A - I like to experiment with genre. I want to try and write in as many kinds of ways as I can, so I give most genres at least one shot. I also get rejected a lot, and some of my work is a failure even in my own estimation. My main learning is that you've got to keep at it.
I don't have a fixed schedule, but I try and write regularly, and I read regularly too.
What's most fulfilling is when I've finished something - a poem or a story - and it is just where it needs to be. For now, this is the best it can be. The feeling that I've said what I wanted to say in the genre I chose. Most frustrating is not being able to do this - to start something and then not finish it as I'd hoped.
6) How would you summarise the publishing and writing industry in India currently? Is it a good time for first time writers and is there a general openness towards new voices? In your opinion, what are the challenges first time writers are likely to/ can potentially face in this setting?

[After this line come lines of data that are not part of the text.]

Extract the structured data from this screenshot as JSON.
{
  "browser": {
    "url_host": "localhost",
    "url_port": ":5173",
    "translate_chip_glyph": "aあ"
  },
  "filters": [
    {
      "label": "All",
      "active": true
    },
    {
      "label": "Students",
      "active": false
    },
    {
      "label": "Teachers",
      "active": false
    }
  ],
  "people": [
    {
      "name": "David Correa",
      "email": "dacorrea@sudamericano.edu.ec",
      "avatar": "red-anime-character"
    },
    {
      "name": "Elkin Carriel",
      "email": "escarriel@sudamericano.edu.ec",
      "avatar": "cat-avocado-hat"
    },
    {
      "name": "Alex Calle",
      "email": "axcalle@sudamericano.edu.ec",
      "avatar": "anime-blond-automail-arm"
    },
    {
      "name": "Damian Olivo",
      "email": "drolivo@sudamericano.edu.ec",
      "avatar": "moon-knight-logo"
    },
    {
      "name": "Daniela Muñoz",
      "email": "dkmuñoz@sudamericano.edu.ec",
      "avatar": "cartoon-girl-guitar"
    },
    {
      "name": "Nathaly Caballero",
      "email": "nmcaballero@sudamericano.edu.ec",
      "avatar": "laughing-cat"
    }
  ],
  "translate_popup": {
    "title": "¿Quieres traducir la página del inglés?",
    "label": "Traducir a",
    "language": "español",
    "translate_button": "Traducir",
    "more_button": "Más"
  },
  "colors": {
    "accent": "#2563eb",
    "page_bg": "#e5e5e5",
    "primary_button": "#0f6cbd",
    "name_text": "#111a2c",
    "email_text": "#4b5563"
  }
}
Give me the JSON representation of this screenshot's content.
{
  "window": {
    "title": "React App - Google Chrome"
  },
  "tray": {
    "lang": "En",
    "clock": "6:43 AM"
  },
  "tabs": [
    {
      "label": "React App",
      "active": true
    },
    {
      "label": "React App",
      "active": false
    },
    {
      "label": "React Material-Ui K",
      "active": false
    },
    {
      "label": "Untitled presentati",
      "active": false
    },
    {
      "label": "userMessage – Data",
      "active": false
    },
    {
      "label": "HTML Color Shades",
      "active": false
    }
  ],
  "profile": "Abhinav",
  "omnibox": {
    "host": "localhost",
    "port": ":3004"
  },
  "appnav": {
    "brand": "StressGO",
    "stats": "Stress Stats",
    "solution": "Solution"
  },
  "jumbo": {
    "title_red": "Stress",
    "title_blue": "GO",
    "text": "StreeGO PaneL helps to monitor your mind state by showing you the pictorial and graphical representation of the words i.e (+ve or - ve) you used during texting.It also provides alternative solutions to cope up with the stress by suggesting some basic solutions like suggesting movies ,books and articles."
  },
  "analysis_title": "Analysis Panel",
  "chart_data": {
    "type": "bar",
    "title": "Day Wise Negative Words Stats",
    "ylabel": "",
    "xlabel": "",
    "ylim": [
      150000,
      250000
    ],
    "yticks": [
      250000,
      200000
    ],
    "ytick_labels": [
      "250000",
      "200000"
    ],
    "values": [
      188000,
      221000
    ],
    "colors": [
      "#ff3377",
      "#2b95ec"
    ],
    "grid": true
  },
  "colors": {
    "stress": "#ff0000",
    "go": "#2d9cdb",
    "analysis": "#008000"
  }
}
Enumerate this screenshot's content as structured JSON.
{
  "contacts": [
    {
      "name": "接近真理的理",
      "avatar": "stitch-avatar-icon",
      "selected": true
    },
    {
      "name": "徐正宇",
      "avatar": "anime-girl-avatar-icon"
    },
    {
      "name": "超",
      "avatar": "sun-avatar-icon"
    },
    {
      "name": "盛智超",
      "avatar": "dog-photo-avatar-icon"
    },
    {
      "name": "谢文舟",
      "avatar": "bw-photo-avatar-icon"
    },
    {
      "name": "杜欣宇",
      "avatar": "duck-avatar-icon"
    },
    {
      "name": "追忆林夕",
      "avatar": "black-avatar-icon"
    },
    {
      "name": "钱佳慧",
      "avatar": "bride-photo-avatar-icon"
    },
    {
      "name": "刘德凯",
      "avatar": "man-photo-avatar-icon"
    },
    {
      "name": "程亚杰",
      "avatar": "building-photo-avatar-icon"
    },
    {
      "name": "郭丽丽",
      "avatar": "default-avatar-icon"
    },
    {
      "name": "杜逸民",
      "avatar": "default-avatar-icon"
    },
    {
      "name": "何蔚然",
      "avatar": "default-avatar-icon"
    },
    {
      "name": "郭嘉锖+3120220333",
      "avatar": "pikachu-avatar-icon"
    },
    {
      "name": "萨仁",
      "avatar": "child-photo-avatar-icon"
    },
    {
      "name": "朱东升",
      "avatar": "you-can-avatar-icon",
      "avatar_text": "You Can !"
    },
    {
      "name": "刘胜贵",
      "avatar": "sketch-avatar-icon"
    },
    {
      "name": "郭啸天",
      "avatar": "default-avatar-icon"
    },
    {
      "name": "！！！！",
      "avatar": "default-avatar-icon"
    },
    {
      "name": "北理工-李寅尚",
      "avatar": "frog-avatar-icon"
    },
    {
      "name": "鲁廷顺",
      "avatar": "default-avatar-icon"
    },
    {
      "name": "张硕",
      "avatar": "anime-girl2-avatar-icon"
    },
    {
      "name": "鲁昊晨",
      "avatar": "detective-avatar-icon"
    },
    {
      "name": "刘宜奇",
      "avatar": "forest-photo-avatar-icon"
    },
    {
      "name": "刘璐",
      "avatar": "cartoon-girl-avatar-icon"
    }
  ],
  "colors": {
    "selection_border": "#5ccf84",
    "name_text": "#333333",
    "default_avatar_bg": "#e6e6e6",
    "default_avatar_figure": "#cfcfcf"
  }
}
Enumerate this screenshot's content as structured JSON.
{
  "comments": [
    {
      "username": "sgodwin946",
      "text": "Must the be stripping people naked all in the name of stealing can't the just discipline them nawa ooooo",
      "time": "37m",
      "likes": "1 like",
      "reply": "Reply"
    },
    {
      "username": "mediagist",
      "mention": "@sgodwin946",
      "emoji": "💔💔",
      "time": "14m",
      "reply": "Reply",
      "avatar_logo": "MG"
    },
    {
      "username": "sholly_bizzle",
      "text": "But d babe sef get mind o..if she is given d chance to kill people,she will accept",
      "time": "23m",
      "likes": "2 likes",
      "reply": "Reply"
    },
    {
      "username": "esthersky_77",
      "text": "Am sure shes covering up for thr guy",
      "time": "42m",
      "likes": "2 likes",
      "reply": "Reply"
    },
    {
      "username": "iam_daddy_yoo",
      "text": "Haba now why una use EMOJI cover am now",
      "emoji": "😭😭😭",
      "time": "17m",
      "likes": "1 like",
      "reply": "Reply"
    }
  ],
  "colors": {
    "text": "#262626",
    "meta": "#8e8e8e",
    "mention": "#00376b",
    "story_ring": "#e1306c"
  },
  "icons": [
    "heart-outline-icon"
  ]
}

A - There is a fair degree of openness. But this is not a good time for everyone in a commercial sense. Writers whose voices are very experimental, or who do not translate easily for foreign markets must be content with very small print runs and very few readers. The Indian English market is very crowded, and there is not just a lot of intellectual laziness and creative stasis, there are also a lot of below-average writing available at a very low cost. It is easy to be lost in the crowd.
7) Do you think it's tenable to be a full time writer in the Indian context? How do you manage it? Tips on how to follow one's calling and also keep the roof up?
A - Not easy if you're a fiction writer. Impossible if you're a full time poet or playwright. I have thus far made a living from journalism and related media formats. But I continue to struggle, so I really should not offer anyone any advice.
8 - What was the response to your first book like and what's in the pipeline?
A - There were decent reviews when 'Known Turf: Bantering with Bandits and Other True Tales' first came out. I'm not sure how much it's sold but it did go into a second edition, which was good news. I'm trying to work on a novella and also editing an anthology for next year.
9) Any general pointers/ insight that you'd like to share that's not been covered in the questions above.
A - General advice - read. Read constantly. Those who live in the world of words must be familiar with the landscape. Reading is what you want others to do, when you write. You better know the worth of what you're offering before you expect anything from readers.
I have been searching online for the English translation of "thithak" – "baulk" comes closest but it does not quite capture the mix of emotions – hesitation, surprise, confusion, discomfort – represented by the Hindi word "thithakna".
Thithakna is what happens to regulars at a roadside chai stall whenever I stop by for a cup of tea like the men do – alone, sipping slowly, looking at the passing traffic, street signs, posters pasted on walls.